Interpretive signage alongside the river reveals much about this tiny east Gippsland town that achieved prominence in 1972 when a 350 million-year-old fossil trackway belonging to primitive, amphibian tetrapods was discovered in the Genoa River Gorge. The find represents the earliest evidence of mammals on earth.

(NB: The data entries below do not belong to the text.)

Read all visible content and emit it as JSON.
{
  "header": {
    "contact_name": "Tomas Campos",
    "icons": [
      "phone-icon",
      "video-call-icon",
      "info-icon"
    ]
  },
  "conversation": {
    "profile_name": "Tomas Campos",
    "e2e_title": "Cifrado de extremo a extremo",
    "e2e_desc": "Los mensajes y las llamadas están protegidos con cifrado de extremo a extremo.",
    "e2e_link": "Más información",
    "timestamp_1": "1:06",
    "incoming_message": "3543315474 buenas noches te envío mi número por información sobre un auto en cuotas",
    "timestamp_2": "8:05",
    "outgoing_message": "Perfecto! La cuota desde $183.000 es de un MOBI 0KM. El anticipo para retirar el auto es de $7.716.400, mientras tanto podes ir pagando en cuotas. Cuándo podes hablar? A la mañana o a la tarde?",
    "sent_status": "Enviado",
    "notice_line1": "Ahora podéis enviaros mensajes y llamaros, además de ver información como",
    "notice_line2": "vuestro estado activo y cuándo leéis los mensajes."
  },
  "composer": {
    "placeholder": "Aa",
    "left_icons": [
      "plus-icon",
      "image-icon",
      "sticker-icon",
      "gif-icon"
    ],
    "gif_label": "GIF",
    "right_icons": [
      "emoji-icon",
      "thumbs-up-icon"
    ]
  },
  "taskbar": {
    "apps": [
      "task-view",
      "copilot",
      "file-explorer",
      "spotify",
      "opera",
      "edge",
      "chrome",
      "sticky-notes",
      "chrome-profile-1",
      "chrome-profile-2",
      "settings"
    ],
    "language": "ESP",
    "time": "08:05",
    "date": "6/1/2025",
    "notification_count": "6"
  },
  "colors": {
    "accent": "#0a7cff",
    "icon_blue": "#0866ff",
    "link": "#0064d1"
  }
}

Just west of Genoa, a popular walking trail leads to the summit of Genoa Peak, elevating walkers 490m above Mallacoota Lakes and Croajingolong’s wild, 100km-long coastline for expansive, mind-blowing views (3km/2hrs return). Staying grounded, the Wingan Nature Walk (1.5hrs) winds from camp into Croajingolong National Park, exploring the habitat of feathertail gliders, lyrebirds and eastern whipbirds, before pushing on towards the distant coast at Fly Cove. Much more than an overnight stop, Genoa Rest Area makes a great base for exploring nearby Mallacoota where there are good surf breaks, boat ramps providing access onto calm lakes, walking trails and silent waterways perfect for paddling.

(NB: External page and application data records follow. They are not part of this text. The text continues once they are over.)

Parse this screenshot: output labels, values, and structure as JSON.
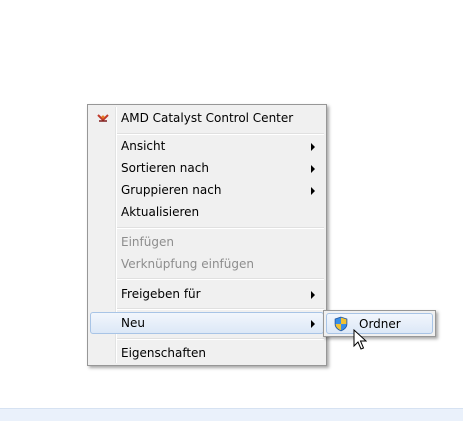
{
  "context_menu": {
    "items": [
      {
        "label": "AMD Catalyst Control Center",
        "icon": "amd-catalyst-icon"
      },
      {
        "label": "Ansicht",
        "submenu": true
      },
      {
        "label": "Sortieren nach",
        "submenu": true
      },
      {
        "label": "Gruppieren nach",
        "submenu": true
      },
      {
        "label": "Aktualisieren"
      },
      {
        "label": "Einfügen",
        "disabled": true
      },
      {
        "label": "Verknüpfung einfügen",
        "disabled": true
      },
      {
        "label": "Freigeben für",
        "submenu": true
      },
      {
        "label": "Neu",
        "submenu": true,
        "highlighted": true
      },
      {
        "label": "Eigenschaften"
      }
    ]
  },
  "submenu": {
    "items": [
      {
        "label": "Ordner",
        "icon": "uac-shield-icon",
        "highlighted": true
      }
    ]
  },
  "colors": {
    "highlight_border": "#a8c4e6",
    "menu_background": "#f0f0f0",
    "disabled_text": "#8d8d8d"
  }
}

Location: 15km south of the Victorian/NSW border and 23km north-west of Mallacoota.
Facilities: Wheelchair-accessible toilets, cold water showers, free electric BBQs, picnic shelters, bore water and a playground. A three-day limit applies. Pets: Allowed.
DE GREY RIVER REST AREA
North West Coastal Highway, WA
The only thing better than pulling into a free bush camp on the Pilbara’s remote outback run is being able to turn on your phone and connect to free wi-fi too! In this progressive part of WA’s mid-west coast, a network of Welcome Rest Stops along the Warlu Way have been recently upgraded with free, solar-powered wi-fi now pleasing internet-savvy travellers at the ever-popular De Grey River camp.
Even in the midst of the west’s big winter touring season, you can always count on finding a shady little nook at De Grey where camping spots stretch endlessly along the river’s shady northern bank.
Located 82km north-east of Port Hedland on the North West Coastal Highway, the campground has undergone a facelift recently and now sports a new shade shelter (designed by some of the Pilbara’s best Indigenous artists), a new toilet and dump point. These facilities have transformed this previously basic bush site that is accessible to big rigs and caters for travelling pets.
A longtime favourite of mine, De Grey River rest area provides a good launch pad for the 520km run to Broome. For travellers heading south, there are three day-use rest areas with picnic shelters and free wi-fi access: the FMG Rail Lookout Area located on the main road into Port Hedland, at 6 Mile, just out of town, and at the Port Hedland Information Bay.
Location: On the North West Coastal Highway, 82km north-east of Port Hedland.
Facilities: Toilet, picnic shelter, dump point and free wi-fi.